* **INSTRUCTIONS FOR THE TASK**
Restate the entries below exactly. Images are not part of the copy.
PROVIDED ENTRIES below:
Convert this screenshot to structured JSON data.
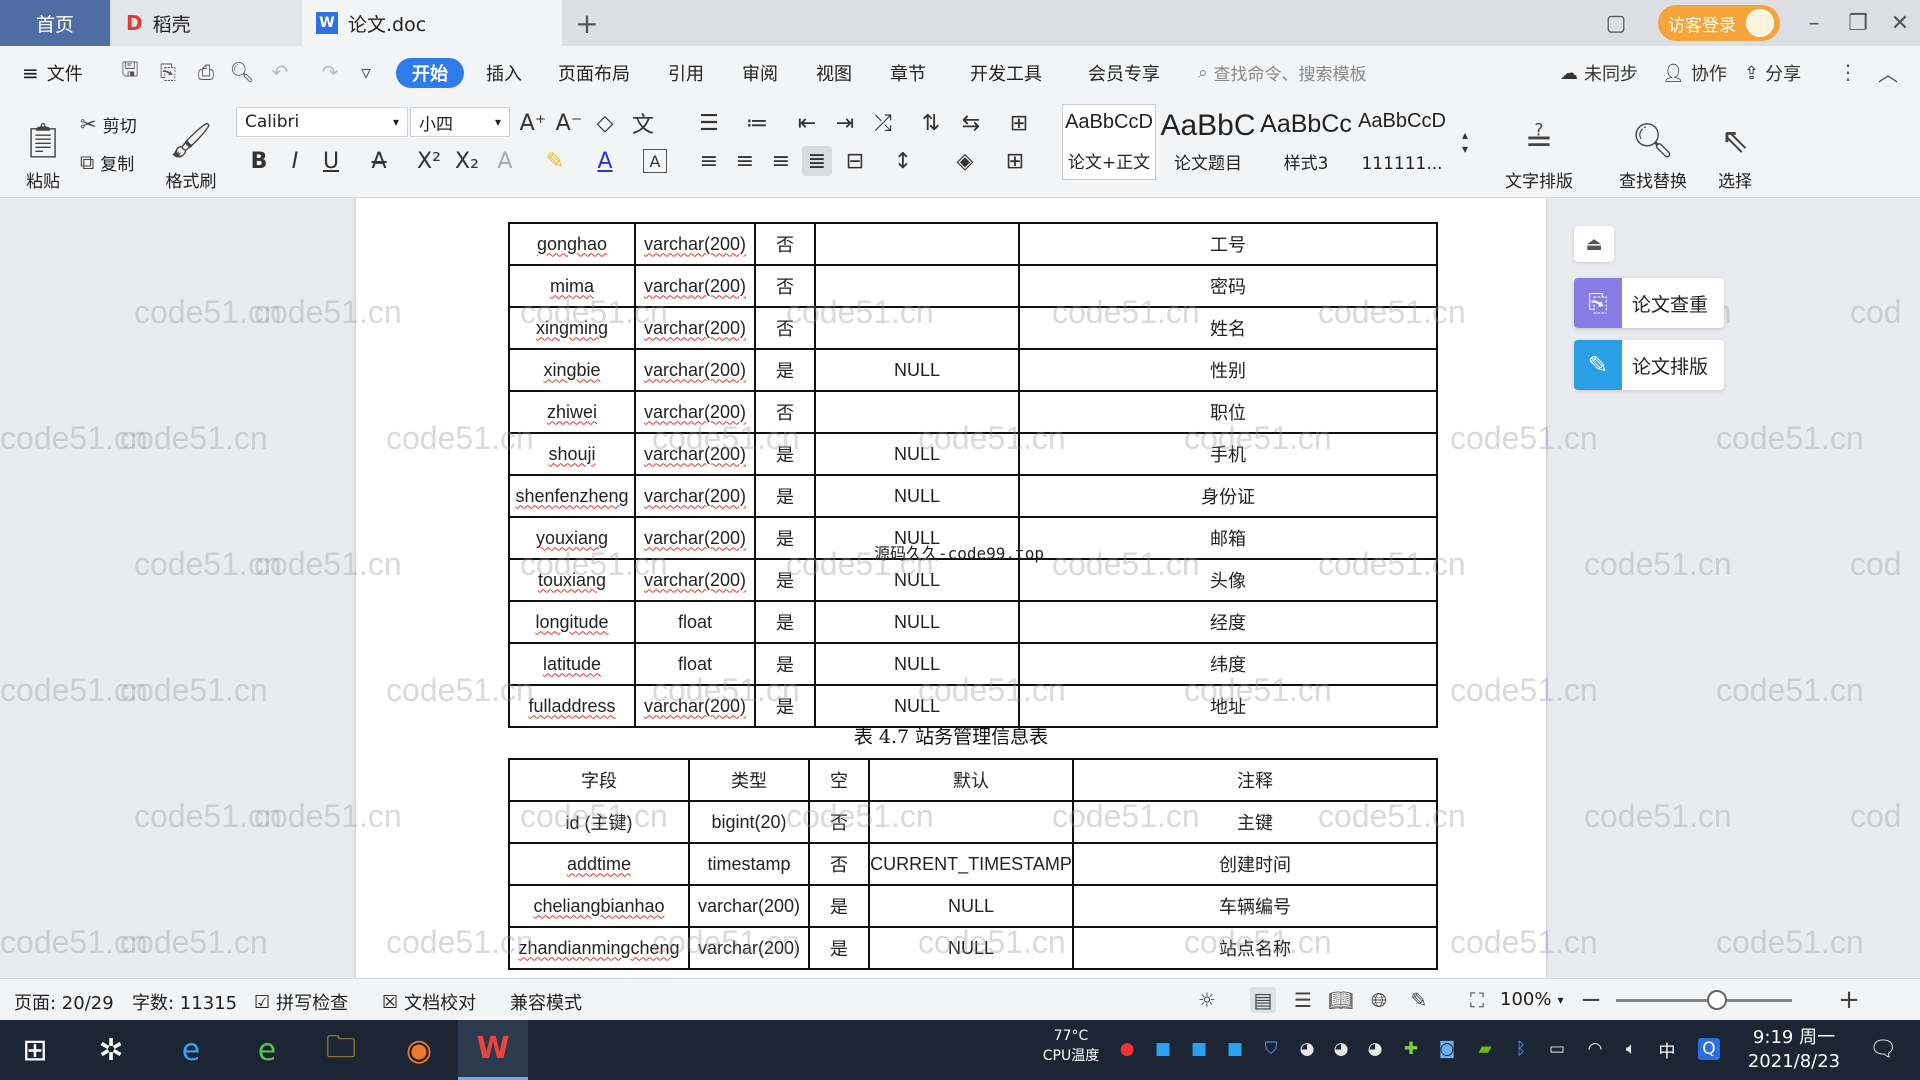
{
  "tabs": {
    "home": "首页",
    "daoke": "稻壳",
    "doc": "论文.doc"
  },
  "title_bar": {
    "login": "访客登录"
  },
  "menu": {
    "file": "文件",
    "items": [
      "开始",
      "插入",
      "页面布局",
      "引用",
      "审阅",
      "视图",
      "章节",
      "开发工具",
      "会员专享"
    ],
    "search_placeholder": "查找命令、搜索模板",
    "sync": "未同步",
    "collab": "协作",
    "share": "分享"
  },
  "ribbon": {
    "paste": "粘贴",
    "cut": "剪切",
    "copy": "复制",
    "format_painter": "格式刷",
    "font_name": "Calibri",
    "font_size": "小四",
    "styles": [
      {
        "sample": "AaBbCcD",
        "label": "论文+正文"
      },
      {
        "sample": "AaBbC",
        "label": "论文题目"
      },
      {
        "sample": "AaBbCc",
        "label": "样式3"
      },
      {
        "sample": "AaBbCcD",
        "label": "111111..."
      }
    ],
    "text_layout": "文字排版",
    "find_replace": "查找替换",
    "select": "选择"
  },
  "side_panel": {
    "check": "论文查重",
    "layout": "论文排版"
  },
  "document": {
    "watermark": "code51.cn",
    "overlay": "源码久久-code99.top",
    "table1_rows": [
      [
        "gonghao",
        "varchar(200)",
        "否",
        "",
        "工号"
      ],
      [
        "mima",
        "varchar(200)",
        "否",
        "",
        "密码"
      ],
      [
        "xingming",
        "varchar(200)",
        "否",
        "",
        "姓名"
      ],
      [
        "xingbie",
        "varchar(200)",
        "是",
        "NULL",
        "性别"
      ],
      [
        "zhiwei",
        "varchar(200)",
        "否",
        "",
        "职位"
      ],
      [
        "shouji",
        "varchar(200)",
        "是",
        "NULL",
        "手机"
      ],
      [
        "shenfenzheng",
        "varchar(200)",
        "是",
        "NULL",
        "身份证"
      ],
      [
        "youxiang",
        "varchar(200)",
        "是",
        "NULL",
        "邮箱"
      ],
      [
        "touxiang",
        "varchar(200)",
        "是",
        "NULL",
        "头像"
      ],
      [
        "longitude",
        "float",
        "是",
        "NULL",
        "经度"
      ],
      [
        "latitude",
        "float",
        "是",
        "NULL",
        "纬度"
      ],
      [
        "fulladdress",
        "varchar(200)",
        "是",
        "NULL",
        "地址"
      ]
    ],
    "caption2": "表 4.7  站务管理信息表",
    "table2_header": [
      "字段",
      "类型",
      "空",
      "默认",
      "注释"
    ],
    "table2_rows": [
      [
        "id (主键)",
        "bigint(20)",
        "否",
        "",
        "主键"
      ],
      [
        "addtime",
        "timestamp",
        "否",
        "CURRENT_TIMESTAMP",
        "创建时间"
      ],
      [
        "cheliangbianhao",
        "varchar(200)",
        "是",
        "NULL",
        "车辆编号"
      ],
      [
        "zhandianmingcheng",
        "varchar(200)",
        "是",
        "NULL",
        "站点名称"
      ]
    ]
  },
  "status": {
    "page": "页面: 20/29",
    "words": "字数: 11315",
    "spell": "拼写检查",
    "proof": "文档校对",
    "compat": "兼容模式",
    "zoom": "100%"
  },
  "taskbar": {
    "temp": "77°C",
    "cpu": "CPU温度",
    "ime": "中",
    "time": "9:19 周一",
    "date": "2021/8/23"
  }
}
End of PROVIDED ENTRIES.
* **ANSWER TO THIS PROBLEM**
Convert this screenshot to structured JSON data.
{
  "tabs": {
    "home": "首页",
    "daoke": "稻壳",
    "doc": "论文.doc"
  },
  "title_bar": {
    "login": "访客登录"
  },
  "menu": {
    "file": "文件",
    "items": [
      "开始",
      "插入",
      "页面布局",
      "引用",
      "审阅",
      "视图",
      "章节",
      "开发工具",
      "会员专享"
    ],
    "search_placeholder": "查找命令、搜索模板",
    "sync": "未同步",
    "collab": "协作",
    "share": "分享"
  },
  "ribbon": {
    "paste": "粘贴",
    "cut": "剪切",
    "copy": "复制",
    "format_painter": "格式刷",
    "font_name": "Calibri",
    "font_size": "小四",
    "styles": [
      {
        "sample": "AaBbCcD",
        "label": "论文+正文"
      },
      {
        "sample": "AaBbC",
        "label": "论文题目"
      },
      {
        "sample": "AaBbCc",
        "label": "样式3"
      },
      {
        "sample": "AaBbCcD",
        "label": "111111..."
      }
    ],
    "text_layout": "文字排版",
    "find_replace": "查找替换",
    "select": "选择"
  },
  "side_panel": {
    "check": "论文查重",
    "layout": "论文排版"
  },
  "document": {
    "watermark": "code51.cn",
    "overlay": "源码久久-code99.top",
    "table1_rows": [
      [
        "gonghao",
        "varchar(200)",
        "否",
        "",
        "工号"
      ],
      [
        "mima",
        "varchar(200)",
        "否",
        "",
        "密码"
      ],
      [
        "xingming",
        "varchar(200)",
        "否",
        "",
        "姓名"
      ],
      [
        "xingbie",
        "varchar(200)",
        "是",
        "NULL",
        "性别"
      ],
      [
        "zhiwei",
        "varchar(200)",
        "否",
        "",
        "职位"
      ],
      [
        "shouji",
        "varchar(200)",
        "是",
        "NULL",
        "手机"
      ],
      [
        "shenfenzheng",
        "varchar(200)",
        "是",
        "NULL",
        "身份证"
      ],
      [
        "youxiang",
        "varchar(200)",
        "是",
        "NULL",
        "邮箱"
      ],
      [
        "touxiang",
        "varchar(200)",
        "是",
        "NULL",
        "头像"
      ],
      [
        "longitude",
        "float",
        "是",
        "NULL",
        "经度"
      ],
      [
        "latitude",
        "float",
        "是",
        "NULL",
        "纬度"
      ],
      [
        "fulladdress",
        "varchar(200)",
        "是",
        "NULL",
        "地址"
      ]
    ],
    "caption2": "表 4.7  站务管理信息表",
    "table2_header": [
      "字段",
      "类型",
      "空",
      "默认",
      "注释"
    ],
    "table2_rows": [
      [
        "id (主键)",
        "bigint(20)",
        "否",
        "",
        "主键"
      ],
      [
        "addtime",
        "timestamp",
        "否",
        "CURRENT_TIMESTAMP",
        "创建时间"
      ],
      [
        "cheliangbianhao",
        "varchar(200)",
        "是",
        "NULL",
        "车辆编号"
      ],
      [
        "zhandianmingcheng",
        "varchar(200)",
        "是",
        "NULL",
        "站点名称"
      ]
    ]
  },
  "status": {
    "page": "页面: 20/29",
    "words": "字数: 11315",
    "spell": "拼写检查",
    "proof": "文档校对",
    "compat": "兼容模式",
    "zoom": "100%"
  },
  "taskbar": {
    "temp": "77°C",
    "cpu": "CPU温度",
    "ime": "中",
    "time": "9:19 周一",
    "date": "2021/8/23"
  }
}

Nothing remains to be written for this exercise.